* DIRECTIONS
Give the records below again in full, exactly as written, but without any images.

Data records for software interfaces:
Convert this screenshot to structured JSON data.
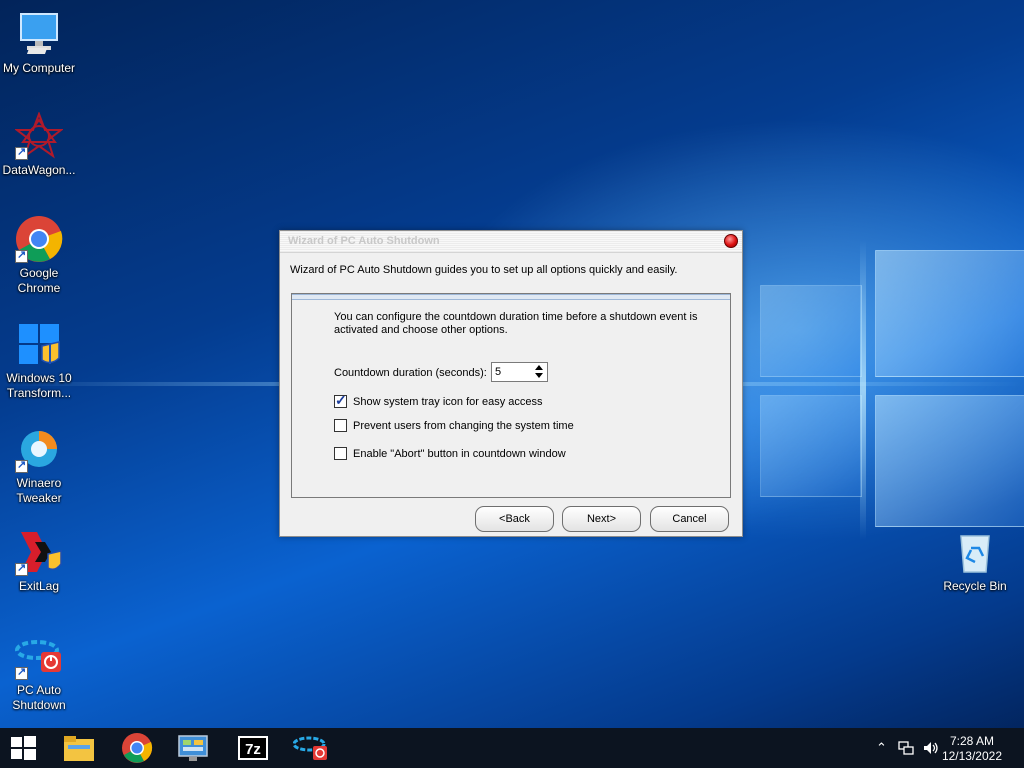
{
  "desktop": {
    "icons": [
      {
        "label": "My Computer"
      },
      {
        "label": "DataWagon..."
      },
      {
        "label": "Google Chrome"
      },
      {
        "label": "Windows 10 Transform..."
      },
      {
        "label": "Winaero Tweaker"
      },
      {
        "label": "ExitLag"
      },
      {
        "label": "PC Auto Shutdown"
      },
      {
        "label": "Recycle Bin"
      }
    ]
  },
  "dialog": {
    "title": "Wizard of PC Auto Shutdown",
    "intro": "Wizard of PC Auto Shutdown guides you to set up all options quickly and easily.",
    "description": "You can configure the countdown duration time before a shutdown event is activated and choose other options.",
    "countdown_label": "Countdown duration (seconds):",
    "countdown_value": "5",
    "options": [
      {
        "label": "Show system tray icon for easy access",
        "checked": true
      },
      {
        "label": "Prevent users from changing the system time",
        "checked": false
      },
      {
        "label": "Enable \"Abort\" button in countdown window",
        "checked": false
      }
    ],
    "buttons": {
      "back": "<Back",
      "next": "Next>",
      "cancel": "Cancel"
    }
  },
  "taskbar": {
    "clock_time": "7:28 AM",
    "clock_date": "12/13/2022",
    "pinned": [
      "start-icon",
      "file-explorer-icon",
      "chrome-icon",
      "control-panel-icon",
      "7zip-icon",
      "pc-auto-shutdown-icon"
    ],
    "tray": [
      "chevron-up-icon",
      "network-icon",
      "volume-icon"
    ]
  }
}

* OUTPUT OF THE EXERCISE
Convert this screenshot to structured JSON data.
{
  "desktop": {
    "icons": [
      {
        "label": "My Computer"
      },
      {
        "label": "DataWagon..."
      },
      {
        "label": "Google Chrome"
      },
      {
        "label": "Windows 10 Transform..."
      },
      {
        "label": "Winaero Tweaker"
      },
      {
        "label": "ExitLag"
      },
      {
        "label": "PC Auto Shutdown"
      },
      {
        "label": "Recycle Bin"
      }
    ]
  },
  "dialog": {
    "title": "Wizard of PC Auto Shutdown",
    "intro": "Wizard of PC Auto Shutdown guides you to set up all options quickly and easily.",
    "description": "You can configure the countdown duration time before a shutdown event is activated and choose other options.",
    "countdown_label": "Countdown duration (seconds):",
    "countdown_value": "5",
    "options": [
      {
        "label": "Show system tray icon for easy access",
        "checked": true
      },
      {
        "label": "Prevent users from changing the system time",
        "checked": false
      },
      {
        "label": "Enable \"Abort\" button in countdown window",
        "checked": false
      }
    ],
    "buttons": {
      "back": "<Back",
      "next": "Next>",
      "cancel": "Cancel"
    }
  },
  "taskbar": {
    "clock_time": "7:28 AM",
    "clock_date": "12/13/2022",
    "pinned": [
      "start-icon",
      "file-explorer-icon",
      "chrome-icon",
      "control-panel-icon",
      "7zip-icon",
      "pc-auto-shutdown-icon"
    ],
    "tray": [
      "chevron-up-icon",
      "network-icon",
      "volume-icon"
    ]
  }
}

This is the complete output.